Historic levels of violence across Baltimore and a police department battered by scandal prompted Mayor Catherine Pugh to remove Kevin Davis as Baltimore’s police commissioner on Friday.

Pugh appointed department veteran Darryl DeSousa, the top commander in the department’s patrol bureau, to replace Davis.

Darryl DeSousa, Newly Appointed Baltimore City Police Commissioner

The move came after the city endured another record year of homicides, as well as a rash of violent street robberies and carjackings that only cemented the city’s reputation as a community beset by crime.   

At a City Hall press conference to announce Davis’ firing, Pugh expressed frustration with recent efforts to tackle crime.

“I’m impatient, we need violence reduction, we need the numbers to go down faster than they are,” Pugh said.

DeSousa is a native of Queens, N.Y. and a graduate of Morgan State University. He has served in a variety of capacities during his 30-year career with the department, including stints as the Northeast district commander and deputy commissioner.

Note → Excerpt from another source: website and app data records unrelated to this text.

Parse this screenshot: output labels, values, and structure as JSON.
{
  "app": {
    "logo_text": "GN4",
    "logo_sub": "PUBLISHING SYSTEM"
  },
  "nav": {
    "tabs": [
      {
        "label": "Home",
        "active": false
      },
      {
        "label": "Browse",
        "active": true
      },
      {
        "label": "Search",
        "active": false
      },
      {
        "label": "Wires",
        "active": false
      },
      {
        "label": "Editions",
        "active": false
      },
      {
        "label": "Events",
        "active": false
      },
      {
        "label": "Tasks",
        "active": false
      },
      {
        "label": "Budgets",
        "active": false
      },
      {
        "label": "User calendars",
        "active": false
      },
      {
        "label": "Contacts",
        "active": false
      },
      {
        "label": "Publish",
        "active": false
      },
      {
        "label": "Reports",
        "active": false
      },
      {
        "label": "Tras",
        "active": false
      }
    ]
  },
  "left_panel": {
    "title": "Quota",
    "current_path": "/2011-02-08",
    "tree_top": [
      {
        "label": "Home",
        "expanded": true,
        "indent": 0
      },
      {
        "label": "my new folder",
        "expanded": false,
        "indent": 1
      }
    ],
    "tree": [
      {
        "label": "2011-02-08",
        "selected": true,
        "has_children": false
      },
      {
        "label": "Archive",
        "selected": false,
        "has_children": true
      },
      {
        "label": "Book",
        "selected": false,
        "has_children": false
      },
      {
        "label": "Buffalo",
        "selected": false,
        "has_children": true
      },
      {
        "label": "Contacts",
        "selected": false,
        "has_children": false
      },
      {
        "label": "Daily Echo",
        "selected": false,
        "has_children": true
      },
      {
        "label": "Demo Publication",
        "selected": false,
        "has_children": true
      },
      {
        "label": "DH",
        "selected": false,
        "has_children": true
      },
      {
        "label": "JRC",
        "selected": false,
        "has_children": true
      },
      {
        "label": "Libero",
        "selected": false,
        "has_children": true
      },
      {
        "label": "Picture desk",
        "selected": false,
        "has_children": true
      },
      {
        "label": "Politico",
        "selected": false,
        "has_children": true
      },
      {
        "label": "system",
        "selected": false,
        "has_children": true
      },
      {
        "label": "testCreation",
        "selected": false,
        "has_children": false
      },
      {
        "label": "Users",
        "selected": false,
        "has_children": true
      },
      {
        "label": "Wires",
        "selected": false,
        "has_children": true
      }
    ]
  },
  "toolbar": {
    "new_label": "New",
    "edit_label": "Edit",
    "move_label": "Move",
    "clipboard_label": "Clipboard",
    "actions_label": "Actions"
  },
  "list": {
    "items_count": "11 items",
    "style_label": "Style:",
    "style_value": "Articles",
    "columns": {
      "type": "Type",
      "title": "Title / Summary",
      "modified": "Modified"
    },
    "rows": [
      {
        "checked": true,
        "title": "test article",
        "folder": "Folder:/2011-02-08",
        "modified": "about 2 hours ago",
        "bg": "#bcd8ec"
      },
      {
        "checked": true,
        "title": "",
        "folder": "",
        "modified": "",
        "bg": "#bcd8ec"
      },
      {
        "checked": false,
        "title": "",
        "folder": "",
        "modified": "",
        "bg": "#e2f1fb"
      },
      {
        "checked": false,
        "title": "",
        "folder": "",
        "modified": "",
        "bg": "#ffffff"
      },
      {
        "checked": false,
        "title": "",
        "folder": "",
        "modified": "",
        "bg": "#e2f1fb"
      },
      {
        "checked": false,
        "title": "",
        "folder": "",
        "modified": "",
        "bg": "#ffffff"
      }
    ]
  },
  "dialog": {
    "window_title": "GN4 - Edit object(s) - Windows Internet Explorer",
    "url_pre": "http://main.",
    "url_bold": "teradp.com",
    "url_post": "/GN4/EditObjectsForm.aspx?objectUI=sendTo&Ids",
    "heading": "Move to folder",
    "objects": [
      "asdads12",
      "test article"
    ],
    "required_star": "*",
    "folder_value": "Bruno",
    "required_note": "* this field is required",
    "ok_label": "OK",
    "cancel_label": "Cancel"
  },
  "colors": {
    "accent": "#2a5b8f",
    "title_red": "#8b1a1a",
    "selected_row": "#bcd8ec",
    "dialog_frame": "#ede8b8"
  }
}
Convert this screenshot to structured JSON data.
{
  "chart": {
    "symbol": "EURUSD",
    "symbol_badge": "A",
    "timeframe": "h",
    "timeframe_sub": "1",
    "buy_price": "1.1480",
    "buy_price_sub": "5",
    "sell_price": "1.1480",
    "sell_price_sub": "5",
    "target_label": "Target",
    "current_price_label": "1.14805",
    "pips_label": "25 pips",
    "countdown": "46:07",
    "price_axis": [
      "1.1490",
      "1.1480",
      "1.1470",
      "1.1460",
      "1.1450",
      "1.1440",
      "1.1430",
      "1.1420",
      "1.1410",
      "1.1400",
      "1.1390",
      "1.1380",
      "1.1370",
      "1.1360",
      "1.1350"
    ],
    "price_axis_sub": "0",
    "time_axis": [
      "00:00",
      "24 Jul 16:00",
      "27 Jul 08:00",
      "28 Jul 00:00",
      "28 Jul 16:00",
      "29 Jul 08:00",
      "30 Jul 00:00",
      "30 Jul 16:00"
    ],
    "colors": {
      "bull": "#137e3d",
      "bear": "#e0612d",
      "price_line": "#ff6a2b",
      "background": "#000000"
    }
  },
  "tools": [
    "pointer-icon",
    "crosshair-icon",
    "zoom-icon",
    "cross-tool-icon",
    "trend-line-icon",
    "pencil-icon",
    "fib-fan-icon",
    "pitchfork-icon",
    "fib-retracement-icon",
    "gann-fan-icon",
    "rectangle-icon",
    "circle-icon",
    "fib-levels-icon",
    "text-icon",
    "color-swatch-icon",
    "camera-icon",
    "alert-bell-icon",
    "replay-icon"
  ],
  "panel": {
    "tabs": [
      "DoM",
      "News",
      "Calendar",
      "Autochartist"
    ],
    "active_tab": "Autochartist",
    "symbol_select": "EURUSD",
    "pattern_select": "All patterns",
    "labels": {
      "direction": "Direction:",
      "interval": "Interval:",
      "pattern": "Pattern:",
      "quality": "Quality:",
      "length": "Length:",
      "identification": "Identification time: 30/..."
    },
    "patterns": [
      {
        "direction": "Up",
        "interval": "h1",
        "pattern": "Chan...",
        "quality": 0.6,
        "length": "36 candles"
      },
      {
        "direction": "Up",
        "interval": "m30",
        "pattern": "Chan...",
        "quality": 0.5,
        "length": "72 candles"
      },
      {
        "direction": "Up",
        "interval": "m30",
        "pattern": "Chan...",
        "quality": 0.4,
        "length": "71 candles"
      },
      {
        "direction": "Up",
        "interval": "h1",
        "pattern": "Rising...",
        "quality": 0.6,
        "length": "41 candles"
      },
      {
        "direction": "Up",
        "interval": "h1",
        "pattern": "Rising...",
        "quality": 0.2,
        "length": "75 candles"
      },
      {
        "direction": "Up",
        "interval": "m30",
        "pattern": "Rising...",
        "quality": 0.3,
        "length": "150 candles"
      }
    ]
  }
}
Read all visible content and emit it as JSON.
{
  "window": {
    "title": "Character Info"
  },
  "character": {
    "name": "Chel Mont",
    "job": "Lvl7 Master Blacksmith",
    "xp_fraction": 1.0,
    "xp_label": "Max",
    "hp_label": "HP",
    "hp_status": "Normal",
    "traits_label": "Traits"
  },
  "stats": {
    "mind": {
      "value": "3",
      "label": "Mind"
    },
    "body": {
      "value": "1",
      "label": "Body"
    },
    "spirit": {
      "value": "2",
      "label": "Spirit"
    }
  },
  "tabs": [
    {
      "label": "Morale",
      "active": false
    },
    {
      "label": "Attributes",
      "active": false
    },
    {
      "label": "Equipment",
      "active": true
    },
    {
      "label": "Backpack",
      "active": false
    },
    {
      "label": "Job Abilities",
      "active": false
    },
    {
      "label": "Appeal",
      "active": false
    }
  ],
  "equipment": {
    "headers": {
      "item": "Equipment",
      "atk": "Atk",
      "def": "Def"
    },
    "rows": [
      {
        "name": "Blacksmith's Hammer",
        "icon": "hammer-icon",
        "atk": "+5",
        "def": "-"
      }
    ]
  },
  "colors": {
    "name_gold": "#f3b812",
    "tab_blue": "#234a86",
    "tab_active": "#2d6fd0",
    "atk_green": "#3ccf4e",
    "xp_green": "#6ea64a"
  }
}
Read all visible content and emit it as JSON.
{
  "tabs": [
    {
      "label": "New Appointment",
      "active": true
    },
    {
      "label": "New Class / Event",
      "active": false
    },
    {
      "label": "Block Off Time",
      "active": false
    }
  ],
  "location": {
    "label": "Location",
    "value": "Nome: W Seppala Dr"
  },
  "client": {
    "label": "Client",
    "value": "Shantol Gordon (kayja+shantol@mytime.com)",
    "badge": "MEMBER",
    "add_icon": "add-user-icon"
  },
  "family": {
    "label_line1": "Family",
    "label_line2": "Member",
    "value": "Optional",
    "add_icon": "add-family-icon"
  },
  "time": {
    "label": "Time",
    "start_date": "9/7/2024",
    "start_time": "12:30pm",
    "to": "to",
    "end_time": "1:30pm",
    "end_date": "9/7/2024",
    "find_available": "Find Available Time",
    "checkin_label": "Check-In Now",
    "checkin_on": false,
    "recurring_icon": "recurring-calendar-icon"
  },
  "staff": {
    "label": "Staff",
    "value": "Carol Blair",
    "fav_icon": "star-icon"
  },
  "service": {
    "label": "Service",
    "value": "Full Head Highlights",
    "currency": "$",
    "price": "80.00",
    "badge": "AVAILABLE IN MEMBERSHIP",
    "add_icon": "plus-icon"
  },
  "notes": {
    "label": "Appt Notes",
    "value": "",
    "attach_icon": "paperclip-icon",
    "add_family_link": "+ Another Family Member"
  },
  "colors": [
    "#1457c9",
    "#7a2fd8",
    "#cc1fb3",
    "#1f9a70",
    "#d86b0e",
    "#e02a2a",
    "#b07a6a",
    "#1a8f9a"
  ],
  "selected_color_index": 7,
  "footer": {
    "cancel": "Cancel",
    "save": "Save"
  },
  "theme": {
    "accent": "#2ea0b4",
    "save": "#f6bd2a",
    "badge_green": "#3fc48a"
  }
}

He promised immediate change in the force’s crime-fighting strategy, including the immediate launch of a plan to flood crime “hotspots” with extra officers.  

“My plan is to immediately put more uniformed officers on the streets,” DeSousa said.  

“Today we have an initiative that (officially) started about 30 minutes ago and is specifically designed to reduce violence,” he added, describing a roll-out of additional officers throughout the day Friday who would be situated in areas prone to violence.  

Looming over Davis’ ousting are lingering questions about the stalled investigation into the shooting death of Detective Sean Suiter, who was shot in the head in a West Baltimore alley in November.

Police initially said Suiter was the victim of a lone gunman, described as a Black male wearing a jacket with a white stripe. It was later revealed that Suiter was set to testify in front of a federal grand jury as part of a widening investigation into the Gun Trace Task Force, a rogue police unit accused of robbing residents, dealing drugs, and stealing overtime.

Asked if the case had any effect on her decision, Pugh was noncommittal.

“My decision is based upon the fact that we need to get these numbers down,” she said.

Initial reaction to the change from inside the department was positive. Sgt. Louis Hopson, who filed a landmark civil rights lawsuit against the department alleging discrimination against Black officers, said the move was a step in the right direction.  

“I think it’s an excellent move for a police department that has been reeling,” he told The AFRO. “Our hope is that he rights the ship.”

Hopson also serves on the board of the Vanguard Justice Society, an organization that represents Black police officers in Baltimore. He said he believes DeSousa will be able to mend the department’s fraught relationship with the community that has been the primary roadblock in reducing violence.   

“He’s very well respected,” Hopson said. “I think he truly understands the department and the people of Baltimore.”